When interviewed Ben Griffiths, the head of systems from Analysys Mason, argued that “anything to do with Brexit is uncertain” and “makes life more complicated”. In the face of this uncertainty and complexity it is imperative that firms don’t just remain passive regarding the changes happening around them. The following outlines some of the key things businesses can be doing to prepare for the challenges Brexit brings with it.
1. Assess and Plan
The first thing that businesses should consider are the elements of their business that are affected by the EU. For example, UK legislation may change as a result of Brexit as laws previously controlled by the EU may soon become invalid in the UK. As a result of these changes businesses need to be aware of any changes in existing contracts that may occur. For example, have you reviewed your software licensing agreements? Most EULA (End User Licence Agreements) refer to EU law or jurisdiction. Vendors could potentially revoke licence usage and enforce a new licence agreement, with new costs associated.
In order to mitigate any potential issues that may arise as a result of any changes that may impact businesses planning is essential. Businesses need to conduct a review of all aspects of their business that have any links to the EU and formulate a strategy to cope with these changes.
2. Think about your customers

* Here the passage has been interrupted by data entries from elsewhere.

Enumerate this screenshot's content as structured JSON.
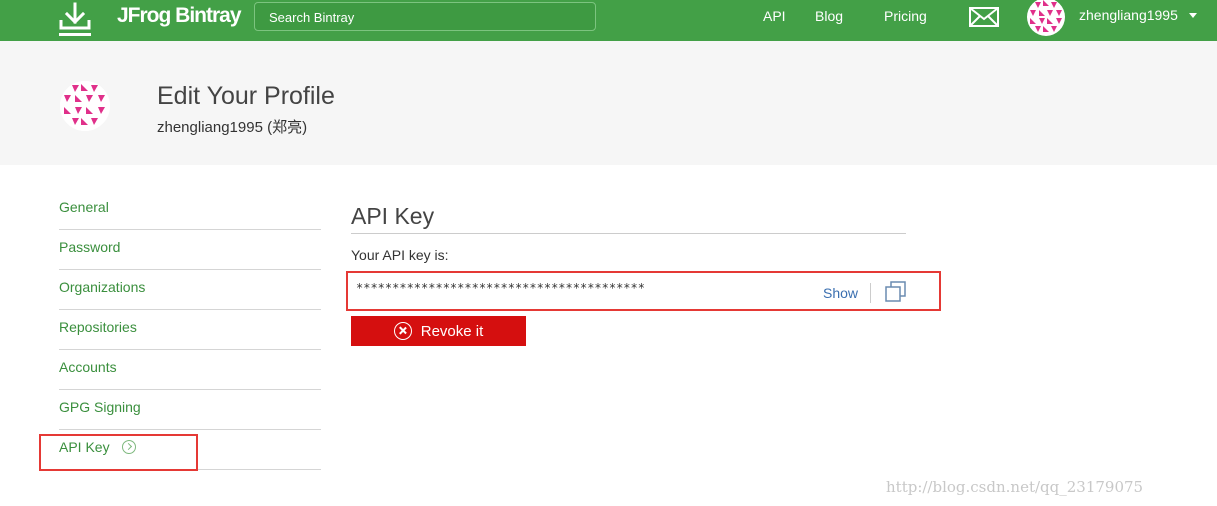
{
  "topbar": {
    "brand": "JFrog Bintray",
    "search_placeholder": "Search Bintray",
    "links": [
      "API",
      "Blog",
      "Pricing"
    ],
    "user": "zhengliang1995",
    "color": "#43a047"
  },
  "profile": {
    "title": "Edit Your Profile",
    "subtitle": "zhengliang1995 (郑亮)"
  },
  "sidebar": {
    "items": [
      {
        "label": "General"
      },
      {
        "label": "Password"
      },
      {
        "label": "Organizations"
      },
      {
        "label": "Repositories"
      },
      {
        "label": "Accounts"
      },
      {
        "label": "GPG Signing"
      },
      {
        "label": "API Key",
        "active": true
      }
    ]
  },
  "api_key": {
    "section_title": "API Key",
    "label": "Your API key is:",
    "masked_value": "****************************************",
    "show_label": "Show",
    "revoke_label": "Revoke it"
  },
  "watermark": "http://blog.csdn.net/qq_23179075",
  "icons": {
    "logo": "download-arrow-icon",
    "mail": "mail-icon",
    "copy": "copy-icon",
    "revoke": "close-circle-icon",
    "chevron": "chevron-right-circle-icon"
  }
}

Many businesses in the UK will have a customer base that includes individuals from within the EU. Prior to Britain’s exit from the EU businesses need to think about their customers and how they will be affected by the changes resulting from Brexit. This may include looking at potential customer base that may exist in other areas of the world, outside of the EU for example.
3. Supply chain

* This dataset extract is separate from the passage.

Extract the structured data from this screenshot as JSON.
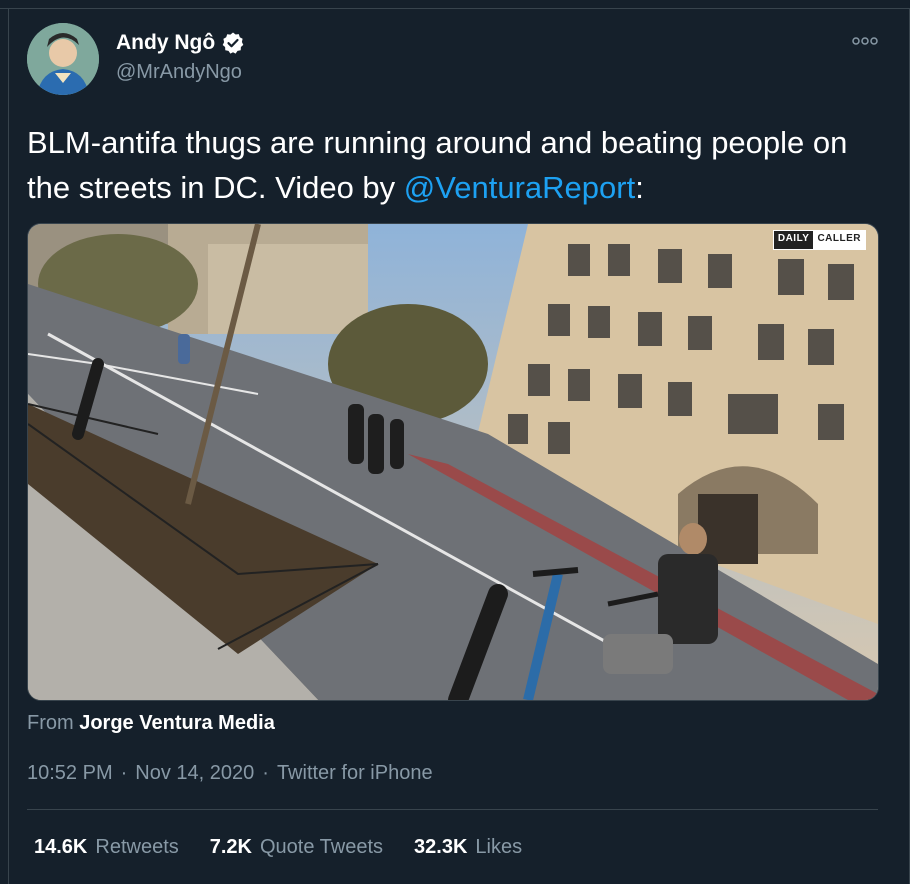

Another aspect that also needs to be considered is that of the supply chain within businesses. Additional licenses for exporting and importing within the supply chain may be required as a result of Brexit and it is important that this is considered before any changes take place. This helps to ensure that businesses are prepared for what lies ahead and therefore can avoid disrupting operations.
It is also important to consider the changes in regulation that may occur as a result of Brexit. At the moment the UK is subject to the regulation imposed by the EU. These regulations may not continue to be enforced in the UK and therefore businesses need to be able to adapt to any changes in regulation that may apply to them in the UK post Brexit.
One significant change in legislation is the UK Data Protection Bill to the House of Lords, which will bring the European Union’s General Data Protection Regulation (GDPR) in to UK law. Read more about GDPR.
Although it is not yet clear what the effect of Brexit will be on EU citizens living in the UK, it is important that businesses identify the members of their staff that will be affected and how they can help. In addition to this, businesses need to plan for the future and look at their recruitment plans. If it is likely that EU nationals will be hired in the future businesses need to gain an understanding of the immigration application process in order to be able to provide the best support to applicants.
6. Data protection
As of May 2018 the EU’s new General Data Protection Regulation (GDPR) will come into effect and replace the existing Data Protection Act. As the UK will still be a member of the EU at this point businesses in the UK must conform to this regulation. However, once the UK leaves the EU GDPR will apply to UK citizens’ data, and it will still apply to any businesses possessing data regarding EU citizens or businesses. This means businesses in the UK need to ensure that they comply with the demands of this legislation or face the risk of large fines if found to be non-compliant.
7. Data Sovereignty
According to the research conducted by Serviceteam IT, 62% of respondents listed GDPR as the biggest challenge to their IT plans over the next 3 years. With the advance in the adoption of the cloud, many businesses have data stored in data centres across the globe. Businesses need to be aware of the data sovereignty of their data in order to ensure that it complies with the appropriate regulation. Data concerning EU citizens stored in the US for example still needs to comply with GDPR.
There are a number of immediate steps that businesses can take in order to get ahead in the lead up to Brexit. A wait and see strategy is not an option for businesses in the UK and leaders of businesses need to look outwards to identify both the opportunities and challenges Brexit brings with it. Preparation and adaptability are key in order to succeed in this time of uncertainty.